*Work instruction*: Could you write out each entry exactly as it reads?
Records shown Block Start
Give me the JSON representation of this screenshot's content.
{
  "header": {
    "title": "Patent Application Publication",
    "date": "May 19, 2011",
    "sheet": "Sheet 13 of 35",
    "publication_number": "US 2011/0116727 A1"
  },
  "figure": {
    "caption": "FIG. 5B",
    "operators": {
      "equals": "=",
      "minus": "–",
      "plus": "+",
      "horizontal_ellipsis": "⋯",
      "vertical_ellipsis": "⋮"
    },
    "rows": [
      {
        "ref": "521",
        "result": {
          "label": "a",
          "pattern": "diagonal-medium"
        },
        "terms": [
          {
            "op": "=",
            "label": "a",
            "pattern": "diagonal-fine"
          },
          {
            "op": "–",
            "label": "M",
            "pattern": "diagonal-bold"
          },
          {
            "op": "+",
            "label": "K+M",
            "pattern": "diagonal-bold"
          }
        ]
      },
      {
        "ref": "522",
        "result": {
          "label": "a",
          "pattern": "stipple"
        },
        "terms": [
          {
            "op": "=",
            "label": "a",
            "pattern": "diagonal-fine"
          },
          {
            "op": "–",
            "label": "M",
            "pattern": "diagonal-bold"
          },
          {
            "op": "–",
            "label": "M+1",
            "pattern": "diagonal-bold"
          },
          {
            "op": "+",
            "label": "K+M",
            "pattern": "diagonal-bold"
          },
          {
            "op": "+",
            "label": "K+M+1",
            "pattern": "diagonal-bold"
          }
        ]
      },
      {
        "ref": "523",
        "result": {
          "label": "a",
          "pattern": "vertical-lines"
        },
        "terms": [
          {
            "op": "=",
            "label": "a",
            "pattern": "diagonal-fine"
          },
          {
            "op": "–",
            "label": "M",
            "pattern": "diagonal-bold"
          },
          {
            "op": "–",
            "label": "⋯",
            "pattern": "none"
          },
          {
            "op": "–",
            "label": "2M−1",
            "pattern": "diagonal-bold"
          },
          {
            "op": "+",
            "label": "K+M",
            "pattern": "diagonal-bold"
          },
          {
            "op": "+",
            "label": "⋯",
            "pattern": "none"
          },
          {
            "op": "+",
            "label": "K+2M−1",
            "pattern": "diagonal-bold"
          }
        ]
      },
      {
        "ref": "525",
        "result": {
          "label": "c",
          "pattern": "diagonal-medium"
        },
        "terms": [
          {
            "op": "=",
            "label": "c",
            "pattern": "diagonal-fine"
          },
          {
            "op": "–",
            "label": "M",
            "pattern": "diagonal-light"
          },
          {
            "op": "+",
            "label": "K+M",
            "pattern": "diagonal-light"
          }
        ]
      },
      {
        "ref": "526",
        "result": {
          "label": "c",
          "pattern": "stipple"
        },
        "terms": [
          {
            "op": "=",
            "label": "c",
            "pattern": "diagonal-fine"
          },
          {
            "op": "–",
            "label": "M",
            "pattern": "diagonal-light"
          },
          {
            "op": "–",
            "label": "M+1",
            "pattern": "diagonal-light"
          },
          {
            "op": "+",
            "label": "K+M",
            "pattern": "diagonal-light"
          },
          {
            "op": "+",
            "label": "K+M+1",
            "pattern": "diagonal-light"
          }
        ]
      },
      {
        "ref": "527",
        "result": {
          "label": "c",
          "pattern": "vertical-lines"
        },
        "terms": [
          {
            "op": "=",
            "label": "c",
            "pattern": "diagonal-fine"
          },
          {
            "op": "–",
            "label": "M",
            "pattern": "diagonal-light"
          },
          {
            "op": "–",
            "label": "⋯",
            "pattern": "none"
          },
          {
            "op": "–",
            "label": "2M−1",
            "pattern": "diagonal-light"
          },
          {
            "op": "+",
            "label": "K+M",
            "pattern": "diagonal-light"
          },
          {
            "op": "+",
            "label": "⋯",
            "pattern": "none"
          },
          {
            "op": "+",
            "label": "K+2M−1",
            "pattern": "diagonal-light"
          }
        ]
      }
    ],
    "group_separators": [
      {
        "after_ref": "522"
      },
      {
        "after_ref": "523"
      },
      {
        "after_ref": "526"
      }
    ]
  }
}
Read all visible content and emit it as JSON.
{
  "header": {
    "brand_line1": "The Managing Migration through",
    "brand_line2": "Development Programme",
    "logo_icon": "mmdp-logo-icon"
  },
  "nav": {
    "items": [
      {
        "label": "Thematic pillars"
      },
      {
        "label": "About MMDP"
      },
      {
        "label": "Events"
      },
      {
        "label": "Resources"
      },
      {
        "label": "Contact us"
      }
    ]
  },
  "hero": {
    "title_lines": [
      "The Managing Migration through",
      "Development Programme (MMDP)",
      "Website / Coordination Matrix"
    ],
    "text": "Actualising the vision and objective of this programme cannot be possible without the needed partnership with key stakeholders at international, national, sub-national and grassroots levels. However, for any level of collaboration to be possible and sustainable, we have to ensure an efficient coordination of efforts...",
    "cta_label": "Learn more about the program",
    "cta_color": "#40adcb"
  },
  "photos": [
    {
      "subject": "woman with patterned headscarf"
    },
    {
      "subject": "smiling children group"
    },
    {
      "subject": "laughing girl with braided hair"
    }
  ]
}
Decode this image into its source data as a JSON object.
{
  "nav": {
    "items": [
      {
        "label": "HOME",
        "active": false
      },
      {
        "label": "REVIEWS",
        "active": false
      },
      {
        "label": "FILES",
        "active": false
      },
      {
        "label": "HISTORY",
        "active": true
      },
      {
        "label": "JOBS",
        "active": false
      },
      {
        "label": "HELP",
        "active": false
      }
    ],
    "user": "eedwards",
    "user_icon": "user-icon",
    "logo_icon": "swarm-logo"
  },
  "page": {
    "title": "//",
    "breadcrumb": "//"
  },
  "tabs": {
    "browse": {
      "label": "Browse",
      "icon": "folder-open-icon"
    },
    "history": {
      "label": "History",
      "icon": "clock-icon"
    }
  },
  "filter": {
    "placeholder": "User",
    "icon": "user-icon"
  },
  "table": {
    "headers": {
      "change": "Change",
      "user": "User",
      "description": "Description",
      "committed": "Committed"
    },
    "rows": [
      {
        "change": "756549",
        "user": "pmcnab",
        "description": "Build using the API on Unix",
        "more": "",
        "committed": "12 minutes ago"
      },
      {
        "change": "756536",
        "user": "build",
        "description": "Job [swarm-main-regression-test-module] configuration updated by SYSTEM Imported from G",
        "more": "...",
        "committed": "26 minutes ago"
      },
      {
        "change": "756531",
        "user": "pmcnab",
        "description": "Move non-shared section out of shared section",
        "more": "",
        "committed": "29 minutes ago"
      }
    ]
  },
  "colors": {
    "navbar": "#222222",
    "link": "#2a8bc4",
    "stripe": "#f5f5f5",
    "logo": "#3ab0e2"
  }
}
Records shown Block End
*Final answer*:
Give me the JSON representation of this screenshot's content.
{
  "header": {
    "title": "Patent Application Publication",
    "date": "May 19, 2011",
    "sheet": "Sheet 13 of 35",
    "publication_number": "US 2011/0116727 A1"
  },
  "figure": {
    "caption": "FIG. 5B",
    "operators": {
      "equals": "=",
      "minus": "–",
      "plus": "+",
      "horizontal_ellipsis": "⋯",
      "vertical_ellipsis": "⋮"
    },
    "rows": [
      {
        "ref": "521",
        "result": {
          "label": "a",
          "pattern": "diagonal-medium"
        },
        "terms": [
          {
            "op": "=",
            "label": "a",
            "pattern": "diagonal-fine"
          },
          {
            "op": "–",
            "label": "M",
            "pattern": "diagonal-bold"
          },
          {
            "op": "+",
            "label": "K+M",
            "pattern": "diagonal-bold"
          }
        ]
      },
      {
        "ref": "522",
        "result": {
          "label": "a",
          "pattern": "stipple"
        },
        "terms": [
          {
            "op": "=",
            "label": "a",
            "pattern": "diagonal-fine"
          },
          {
            "op": "–",
            "label": "M",
            "pattern": "diagonal-bold"
          },
          {
            "op": "–",
            "label": "M+1",
            "pattern": "diagonal-bold"
          },
          {
            "op": "+",
            "label": "K+M",
            "pattern": "diagonal-bold"
          },
          {
            "op": "+",
            "label": "K+M+1",
            "pattern": "diagonal-bold"
          }
        ]
      },
      {
        "ref": "523",
        "result": {
          "label": "a",
          "pattern": "vertical-lines"
        },
        "terms": [
          {
            "op": "=",
            "label": "a",
            "pattern": "diagonal-fine"
          },
          {
            "op": "–",
            "label": "M",
            "pattern": "diagonal-bold"
          },
          {
            "op": "–",
            "label": "⋯",
            "pattern": "none"
          },
          {
            "op": "–",
            "label": "2M−1",
            "pattern": "diagonal-bold"
          },
          {
            "op": "+",
            "label": "K+M",
            "pattern": "diagonal-bold"
          },
          {
            "op": "+",
            "label": "⋯",
            "pattern": "none"
          },
          {
            "op": "+",
            "label": "K+2M−1",
            "pattern": "diagonal-bold"
          }
        ]
      },
      {
        "ref": "525",
        "result": {
          "label": "c",
          "pattern": "diagonal-medium"
        },
        "terms": [
          {
            "op": "=",
            "label": "c",
            "pattern": "diagonal-fine"
          },
          {
            "op": "–",
            "label": "M",
            "pattern": "diagonal-light"
          },
          {
            "op": "+",
            "label": "K+M",
            "pattern": "diagonal-light"
          }
        ]
      },
      {
        "ref": "526",
        "result": {
          "label": "c",
          "pattern": "stipple"
        },
        "terms": [
          {
            "op": "=",
            "label": "c",
            "pattern": "diagonal-fine"
          },
          {
            "op": "–",
            "label": "M",
            "pattern": "diagonal-light"
          },
          {
            "op": "–",
            "label": "M+1",
            "pattern": "diagonal-light"
          },
          {
            "op": "+",
            "label": "K+M",
            "pattern": "diagonal-light"
          },
          {
            "op": "+",
            "label": "K+M+1",
            "pattern": "diagonal-light"
          }
        ]
      },
      {
        "ref": "527",
        "result": {
          "label": "c",
          "pattern": "vertical-lines"
        },
        "terms": [
          {
            "op": "=",
            "label": "c",
            "pattern": "diagonal-fine"
          },
          {
            "op": "–",
            "label": "M",
            "pattern": "diagonal-light"
          },
          {
            "op": "–",
            "label": "⋯",
            "pattern": "none"
          },
          {
            "op": "–",
            "label": "2M−1",
            "pattern": "diagonal-light"
          },
          {
            "op": "+",
            "label": "K+M",
            "pattern": "diagonal-light"
          },
          {
            "op": "+",
            "label": "⋯",
            "pattern": "none"
          },
          {
            "op": "+",
            "label": "K+2M−1",
            "pattern": "diagonal-light"
          }
        ]
      }
    ],
    "group_separators": [
      {
        "after_ref": "522"
      },
      {
        "after_ref": "523"
      },
      {
        "after_ref": "526"
      }
    ]
  }
}
Read all visible content and emit it as JSON.
{
  "header": {
    "brand_line1": "The Managing Migration through",
    "brand_line2": "Development Programme",
    "logo_icon": "mmdp-logo-icon"
  },
  "nav": {
    "items": [
      {
        "label": "Thematic pillars"
      },
      {
        "label": "About MMDP"
      },
      {
        "label": "Events"
      },
      {
        "label": "Resources"
      },
      {
        "label": "Contact us"
      }
    ]
  },
  "hero": {
    "title_lines": [
      "The Managing Migration through",
      "Development Programme (MMDP)",
      "Website / Coordination Matrix"
    ],
    "text": "Actualising the vision and objective of this programme cannot be possible without the needed partnership with key stakeholders at international, national, sub-national and grassroots levels. However, for any level of collaboration to be possible and sustainable, we have to ensure an efficient coordination of efforts...",
    "cta_label": "Learn more about the program",
    "cta_color": "#40adcb"
  },
  "photos": [
    {
      "subject": "woman with patterned headscarf"
    },
    {
      "subject": "smiling children group"
    },
    {
      "subject": "laughing girl with braided hair"
    }
  ]
}
Decode this image into its source data as a JSON object.
{
  "nav": {
    "items": [
      {
        "label": "HOME",
        "active": false
      },
      {
        "label": "REVIEWS",
        "active": false
      },
      {
        "label": "FILES",
        "active": false
      },
      {
        "label": "HISTORY",
        "active": true
      },
      {
        "label": "JOBS",
        "active": false
      },
      {
        "label": "HELP",
        "active": false
      }
    ],
    "user": "eedwards",
    "user_icon": "user-icon",
    "logo_icon": "swarm-logo"
  },
  "page": {
    "title": "//",
    "breadcrumb": "//"
  },
  "tabs": {
    "browse": {
      "label": "Browse",
      "icon": "folder-open-icon"
    },
    "history": {
      "label": "History",
      "icon": "clock-icon"
    }
  },
  "filter": {
    "placeholder": "User",
    "icon": "user-icon"
  },
  "table": {
    "headers": {
      "change": "Change",
      "user": "User",
      "description": "Description",
      "committed": "Committed"
    },
    "rows": [
      {
        "change": "756549",
        "user": "pmcnab",
        "description": "Build using the API on Unix",
        "more": "",
        "committed": "12 minutes ago"
      },
      {
        "change": "756536",
        "user": "build",
        "description": "Job [swarm-main-regression-test-module] configuration updated by SYSTEM Imported from G",
        "more": "...",
        "committed": "26 minutes ago"
      },
      {
        "change": "756531",
        "user": "pmcnab",
        "description": "Move non-shared section out of shared section",
        "more": "",
        "committed": "29 minutes ago"
      }
    ]
  },
  "colors": {
    "navbar": "#222222",
    "link": "#2a8bc4",
    "stripe": "#f5f5f5",
    "logo": "#3ab0e2"
  }
}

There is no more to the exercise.